++++ Source material
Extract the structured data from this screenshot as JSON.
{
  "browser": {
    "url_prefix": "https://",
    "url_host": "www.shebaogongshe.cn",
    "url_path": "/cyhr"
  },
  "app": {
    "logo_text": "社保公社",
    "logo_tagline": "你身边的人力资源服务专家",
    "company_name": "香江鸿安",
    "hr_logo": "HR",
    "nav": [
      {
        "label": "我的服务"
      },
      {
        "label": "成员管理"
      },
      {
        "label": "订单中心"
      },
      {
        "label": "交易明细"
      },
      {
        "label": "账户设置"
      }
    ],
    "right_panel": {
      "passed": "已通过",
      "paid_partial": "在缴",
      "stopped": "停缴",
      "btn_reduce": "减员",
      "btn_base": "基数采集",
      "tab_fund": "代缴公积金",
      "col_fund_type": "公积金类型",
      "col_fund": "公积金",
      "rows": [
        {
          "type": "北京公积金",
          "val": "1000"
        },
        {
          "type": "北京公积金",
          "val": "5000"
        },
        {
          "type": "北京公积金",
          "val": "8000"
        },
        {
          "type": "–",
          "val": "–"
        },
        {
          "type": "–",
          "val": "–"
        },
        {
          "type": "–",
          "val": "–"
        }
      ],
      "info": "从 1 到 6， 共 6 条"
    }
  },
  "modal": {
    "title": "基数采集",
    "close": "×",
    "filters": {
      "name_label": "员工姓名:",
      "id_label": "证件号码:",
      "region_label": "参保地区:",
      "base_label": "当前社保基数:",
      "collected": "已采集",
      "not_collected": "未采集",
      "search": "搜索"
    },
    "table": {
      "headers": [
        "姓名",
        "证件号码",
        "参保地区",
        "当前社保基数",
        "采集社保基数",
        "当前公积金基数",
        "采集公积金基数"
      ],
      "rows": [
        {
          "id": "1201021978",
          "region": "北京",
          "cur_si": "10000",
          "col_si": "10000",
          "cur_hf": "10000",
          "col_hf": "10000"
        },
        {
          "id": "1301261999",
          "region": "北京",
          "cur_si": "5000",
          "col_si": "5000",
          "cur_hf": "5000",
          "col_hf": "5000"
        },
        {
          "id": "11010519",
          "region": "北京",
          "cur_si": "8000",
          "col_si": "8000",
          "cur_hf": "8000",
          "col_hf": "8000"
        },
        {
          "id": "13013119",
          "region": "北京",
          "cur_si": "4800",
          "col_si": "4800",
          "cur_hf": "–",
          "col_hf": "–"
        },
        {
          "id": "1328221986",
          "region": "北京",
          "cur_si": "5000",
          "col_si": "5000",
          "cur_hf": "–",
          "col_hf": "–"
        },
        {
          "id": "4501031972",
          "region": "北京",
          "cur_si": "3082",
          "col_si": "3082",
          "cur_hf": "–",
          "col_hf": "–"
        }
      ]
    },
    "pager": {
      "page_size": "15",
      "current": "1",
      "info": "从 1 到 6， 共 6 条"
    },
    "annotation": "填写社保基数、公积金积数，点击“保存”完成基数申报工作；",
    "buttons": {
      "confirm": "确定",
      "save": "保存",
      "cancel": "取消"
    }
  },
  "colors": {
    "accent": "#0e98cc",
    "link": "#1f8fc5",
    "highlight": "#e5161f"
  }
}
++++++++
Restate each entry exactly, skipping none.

- [Task solution]
Extract the structured data from this screenshot as JSON.
{
  "browser": {
    "url_prefix": "https://",
    "url_host": "www.shebaogongshe.cn",
    "url_path": "/cyhr"
  },
  "app": {
    "logo_text": "社保公社",
    "logo_tagline": "你身边的人力资源服务专家",
    "company_name": "香江鸿安",
    "hr_logo": "HR",
    "nav": [
      {
        "label": "我的服务"
      },
      {
        "label": "成员管理"
      },
      {
        "label": "订单中心"
      },
      {
        "label": "交易明细"
      },
      {
        "label": "账户设置"
      }
    ],
    "right_panel": {
      "passed": "已通过",
      "paid_partial": "在缴",
      "stopped": "停缴",
      "btn_reduce": "减员",
      "btn_base": "基数采集",
      "tab_fund": "代缴公积金",
      "col_fund_type": "公积金类型",
      "col_fund": "公积金",
      "rows": [
        {
          "type": "北京公积金",
          "val": "1000"
        },
        {
          "type": "北京公积金",
          "val": "5000"
        },
        {
          "type": "北京公积金",
          "val": "8000"
        },
        {
          "type": "–",
          "val": "–"
        },
        {
          "type": "–",
          "val": "–"
        },
        {
          "type": "–",
          "val": "–"
        }
      ],
      "info": "从 1 到 6， 共 6 条"
    }
  },
  "modal": {
    "title": "基数采集",
    "close": "×",
    "filters": {
      "name_label": "员工姓名:",
      "id_label": "证件号码:",
      "region_label": "参保地区:",
      "base_label": "当前社保基数:",
      "collected": "已采集",
      "not_collected": "未采集",
      "search": "搜索"
    },
    "table": {
      "headers": [
        "姓名",
        "证件号码",
        "参保地区",
        "当前社保基数",
        "采集社保基数",
        "当前公积金基数",
        "采集公积金基数"
      ],
      "rows": [
        {
          "id": "1201021978",
          "region": "北京",
          "cur_si": "10000",
          "col_si": "10000",
          "cur_hf": "10000",
          "col_hf": "10000"
        },
        {
          "id": "1301261999",
          "region": "北京",
          "cur_si": "5000",
          "col_si": "5000",
          "cur_hf": "5000",
          "col_hf": "5000"
        },
        {
          "id": "11010519",
          "region": "北京",
          "cur_si": "8000",
          "col_si": "8000",
          "cur_hf": "8000",
          "col_hf": "8000"
        },
        {
          "id": "13013119",
          "region": "北京",
          "cur_si": "4800",
          "col_si": "4800",
          "cur_hf": "–",
          "col_hf": "–"
        },
        {
          "id": "1328221986",
          "region": "北京",
          "cur_si": "5000",
          "col_si": "5000",
          "cur_hf": "–",
          "col_hf": "–"
        },
        {
          "id": "4501031972",
          "region": "北京",
          "cur_si": "3082",
          "col_si": "3082",
          "cur_hf": "–",
          "col_hf": "–"
        }
      ]
    },
    "pager": {
      "page_size": "15",
      "current": "1",
      "info": "从 1 到 6， 共 6 条"
    },
    "annotation": "填写社保基数、公积金积数，点击“保存”完成基数申报工作；",
    "buttons": {
      "confirm": "确定",
      "save": "保存",
      "cancel": "取消"
    }
  },
  "colors": {
    "accent": "#0e98cc",
    "link": "#1f8fc5",
    "highlight": "#e5161f"
  }
}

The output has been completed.